    • http://twitter.com/JeremyMcWane Jeremy McWane

      There has to be more than just rigging the applications. Anyone on campus who is following this situation knows he rigged it. Why would they hide something simple like that? I agree, bite the bullet, reveal the truth, and then we can move on. The SGA should realize we won’t move on until we learn something.

      • http://twitter.com/darichardson Andrew Richardson

        I’m not convinced that rigging an election would be thought of as something simple by the student body, but maybe you’re right. 

        The SGA thinks if they release it, the story will become even bigger. I agree that it probably would, but only for a short time. Whereas the approach they’re taking now is just dragging the story out.

  • http://pulse.yahoo.com/_BQYS344JLO6ANEFMH65QBT6AYY Sean

    Man, too bad they didn’t have this sort of reasoning during Watergate. So many political officials could have avoided being slapped in the face and embarrassed by little things like facts about how corrupt they were!

    This is a campaign that we need to take up in earnest. Stop slapping politicians, SGA or otherwise, in the face! Doesn’t matter if it’s fraud, embezzlement, or whatever else. FACE SLAPPING MUST END!

  • Anonymous

    UUUUUUUUUUGGGGGGGGGGGGGGGGHHHHHHHHHHHHHHHHH WTF

  • Anonymous

    I do appreciate the list of senators who voted for/against the resolution, though. 

  • Anonymous

    Austin Barranco’s reasoning is pretty insane. Does he not read his comments on this and not feel a little embarrassed?

  • Anonymous

    At least there are a few reasonable people here at the Capstone who recognize that this information should be released. Was there not a recent call for transparency in student government? What a shame it is that the alleged transparency was so short-lived, if it ever existed.

    Regardless of the nature of this scandal, the cover-up is almost certainly more offensive. Many thanks to the twelve yeas, the CW staff, and the students who rightly make their concerns known.

    “All they’ll see is that we have a corrupt government system.”
    That ship has sailed. Whatever damage may have been done by the previous SGA president is negligible compared to the mess that has been invented by people like this. It is baffling that we have administrators at an institution of higher learning who are defending their own actions with equally misguided logic.

  • Anonymous

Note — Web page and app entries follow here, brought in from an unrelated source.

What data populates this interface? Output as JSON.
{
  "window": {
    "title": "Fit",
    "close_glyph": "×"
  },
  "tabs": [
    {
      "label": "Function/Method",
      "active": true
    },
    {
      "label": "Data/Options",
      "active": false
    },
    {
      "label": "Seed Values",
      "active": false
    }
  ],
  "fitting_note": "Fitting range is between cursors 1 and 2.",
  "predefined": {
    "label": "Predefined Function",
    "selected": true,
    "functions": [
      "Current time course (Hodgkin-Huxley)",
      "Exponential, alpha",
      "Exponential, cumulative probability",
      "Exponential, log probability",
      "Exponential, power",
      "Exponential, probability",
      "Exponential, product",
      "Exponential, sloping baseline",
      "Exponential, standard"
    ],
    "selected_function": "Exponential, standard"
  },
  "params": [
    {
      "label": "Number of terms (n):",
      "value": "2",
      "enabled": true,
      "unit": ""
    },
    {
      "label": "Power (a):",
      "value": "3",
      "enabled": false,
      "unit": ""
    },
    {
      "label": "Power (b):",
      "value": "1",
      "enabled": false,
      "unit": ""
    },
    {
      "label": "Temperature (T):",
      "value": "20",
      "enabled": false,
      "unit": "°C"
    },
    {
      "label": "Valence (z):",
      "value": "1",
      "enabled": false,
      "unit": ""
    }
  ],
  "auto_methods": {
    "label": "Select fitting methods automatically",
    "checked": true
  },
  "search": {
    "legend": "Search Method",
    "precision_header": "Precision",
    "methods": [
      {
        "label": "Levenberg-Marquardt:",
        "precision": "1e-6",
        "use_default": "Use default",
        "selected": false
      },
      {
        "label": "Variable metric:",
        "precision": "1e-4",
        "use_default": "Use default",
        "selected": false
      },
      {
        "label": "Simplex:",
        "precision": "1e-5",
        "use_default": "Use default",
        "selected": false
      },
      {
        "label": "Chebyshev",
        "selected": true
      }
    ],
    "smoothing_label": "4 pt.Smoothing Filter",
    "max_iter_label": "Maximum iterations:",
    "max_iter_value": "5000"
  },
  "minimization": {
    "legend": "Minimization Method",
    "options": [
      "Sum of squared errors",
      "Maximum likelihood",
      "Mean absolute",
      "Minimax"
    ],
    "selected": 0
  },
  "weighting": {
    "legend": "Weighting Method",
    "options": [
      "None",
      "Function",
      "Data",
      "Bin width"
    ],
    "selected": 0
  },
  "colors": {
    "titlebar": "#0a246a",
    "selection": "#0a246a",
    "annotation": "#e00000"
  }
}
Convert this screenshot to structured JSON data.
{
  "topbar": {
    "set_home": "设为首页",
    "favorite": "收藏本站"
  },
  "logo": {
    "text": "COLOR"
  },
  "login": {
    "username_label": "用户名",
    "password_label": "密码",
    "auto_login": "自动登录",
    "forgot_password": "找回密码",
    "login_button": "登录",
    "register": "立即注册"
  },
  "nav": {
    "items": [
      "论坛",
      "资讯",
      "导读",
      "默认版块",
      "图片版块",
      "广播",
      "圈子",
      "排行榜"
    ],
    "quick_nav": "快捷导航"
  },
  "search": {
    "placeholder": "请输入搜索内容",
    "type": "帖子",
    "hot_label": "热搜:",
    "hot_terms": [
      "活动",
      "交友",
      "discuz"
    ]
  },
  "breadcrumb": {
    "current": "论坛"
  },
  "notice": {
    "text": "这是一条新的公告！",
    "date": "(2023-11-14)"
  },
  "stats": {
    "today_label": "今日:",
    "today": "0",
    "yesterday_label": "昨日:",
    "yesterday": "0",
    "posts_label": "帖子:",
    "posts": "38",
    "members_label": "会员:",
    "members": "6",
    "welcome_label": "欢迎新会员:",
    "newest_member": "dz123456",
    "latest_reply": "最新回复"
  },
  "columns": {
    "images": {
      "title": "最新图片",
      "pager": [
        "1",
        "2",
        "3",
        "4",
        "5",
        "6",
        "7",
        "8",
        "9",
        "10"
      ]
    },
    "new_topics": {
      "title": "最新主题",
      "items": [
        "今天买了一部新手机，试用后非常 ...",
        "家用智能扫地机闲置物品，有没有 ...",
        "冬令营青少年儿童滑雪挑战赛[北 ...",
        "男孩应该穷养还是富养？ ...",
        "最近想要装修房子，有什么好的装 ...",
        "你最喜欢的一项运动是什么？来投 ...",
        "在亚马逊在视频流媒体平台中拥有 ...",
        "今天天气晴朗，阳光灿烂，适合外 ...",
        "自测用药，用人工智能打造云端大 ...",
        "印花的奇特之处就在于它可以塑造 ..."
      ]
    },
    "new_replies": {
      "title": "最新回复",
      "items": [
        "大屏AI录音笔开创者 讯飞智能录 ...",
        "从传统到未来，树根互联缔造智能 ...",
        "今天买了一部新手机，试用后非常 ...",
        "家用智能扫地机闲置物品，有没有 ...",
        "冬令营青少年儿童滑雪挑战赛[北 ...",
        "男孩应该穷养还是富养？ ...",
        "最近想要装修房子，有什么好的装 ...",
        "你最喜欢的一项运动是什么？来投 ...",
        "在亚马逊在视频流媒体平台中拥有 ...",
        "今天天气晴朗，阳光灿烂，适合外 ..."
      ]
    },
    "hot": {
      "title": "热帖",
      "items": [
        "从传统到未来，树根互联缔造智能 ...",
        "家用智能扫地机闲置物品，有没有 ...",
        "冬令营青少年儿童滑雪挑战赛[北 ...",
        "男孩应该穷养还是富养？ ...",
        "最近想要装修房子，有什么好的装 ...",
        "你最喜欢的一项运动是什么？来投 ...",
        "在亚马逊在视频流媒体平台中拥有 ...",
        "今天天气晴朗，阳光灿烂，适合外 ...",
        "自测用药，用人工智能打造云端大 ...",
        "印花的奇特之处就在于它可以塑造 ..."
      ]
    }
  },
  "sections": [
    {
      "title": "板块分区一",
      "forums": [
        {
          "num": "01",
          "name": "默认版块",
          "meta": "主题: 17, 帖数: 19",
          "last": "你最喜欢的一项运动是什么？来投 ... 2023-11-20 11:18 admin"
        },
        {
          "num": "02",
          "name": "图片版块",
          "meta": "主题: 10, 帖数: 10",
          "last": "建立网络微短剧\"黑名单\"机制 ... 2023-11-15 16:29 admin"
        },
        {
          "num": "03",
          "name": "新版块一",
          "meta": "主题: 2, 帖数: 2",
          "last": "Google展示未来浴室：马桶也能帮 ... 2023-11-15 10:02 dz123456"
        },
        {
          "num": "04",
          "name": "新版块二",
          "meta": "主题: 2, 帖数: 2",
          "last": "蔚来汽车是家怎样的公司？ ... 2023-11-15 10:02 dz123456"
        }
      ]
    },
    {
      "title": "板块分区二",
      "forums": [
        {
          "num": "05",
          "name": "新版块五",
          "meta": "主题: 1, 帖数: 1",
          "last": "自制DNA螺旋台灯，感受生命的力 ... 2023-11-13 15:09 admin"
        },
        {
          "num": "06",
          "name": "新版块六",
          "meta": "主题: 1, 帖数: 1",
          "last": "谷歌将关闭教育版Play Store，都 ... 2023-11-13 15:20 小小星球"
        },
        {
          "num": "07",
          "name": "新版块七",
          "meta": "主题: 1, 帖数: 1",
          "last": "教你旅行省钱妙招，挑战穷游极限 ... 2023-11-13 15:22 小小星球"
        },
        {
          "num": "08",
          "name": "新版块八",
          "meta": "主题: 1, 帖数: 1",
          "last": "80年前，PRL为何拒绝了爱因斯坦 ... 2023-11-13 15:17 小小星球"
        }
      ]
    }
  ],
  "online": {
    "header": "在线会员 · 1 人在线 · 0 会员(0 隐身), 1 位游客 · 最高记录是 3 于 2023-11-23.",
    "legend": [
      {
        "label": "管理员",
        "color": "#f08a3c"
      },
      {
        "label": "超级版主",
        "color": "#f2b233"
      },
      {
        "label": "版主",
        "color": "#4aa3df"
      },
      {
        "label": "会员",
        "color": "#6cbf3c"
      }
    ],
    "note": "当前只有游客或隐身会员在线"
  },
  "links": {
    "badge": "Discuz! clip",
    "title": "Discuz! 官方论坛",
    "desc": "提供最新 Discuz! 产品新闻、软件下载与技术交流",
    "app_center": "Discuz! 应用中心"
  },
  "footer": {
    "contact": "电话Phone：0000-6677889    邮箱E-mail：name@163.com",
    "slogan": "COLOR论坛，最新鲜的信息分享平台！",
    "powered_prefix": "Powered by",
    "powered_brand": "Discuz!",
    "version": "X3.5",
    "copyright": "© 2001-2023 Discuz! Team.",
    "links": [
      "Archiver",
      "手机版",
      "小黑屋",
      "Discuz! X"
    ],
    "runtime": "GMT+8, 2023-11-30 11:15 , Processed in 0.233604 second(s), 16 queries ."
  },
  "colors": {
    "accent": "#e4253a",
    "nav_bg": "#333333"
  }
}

    James Fowler ran on a platform of transparency. I guess any sense of morality left with him. Sad to see it only took months for SGA to return to corruption. Looks like Barranco & company are the future Jeffrey Skilling and Kenneth Lay’s of our country. Shame on the lot of you for trying to slink by in the cover of the night and not answer for the wrong things done. Actions have consequences, and I pity you for thinking you can carry on without taking responsibility.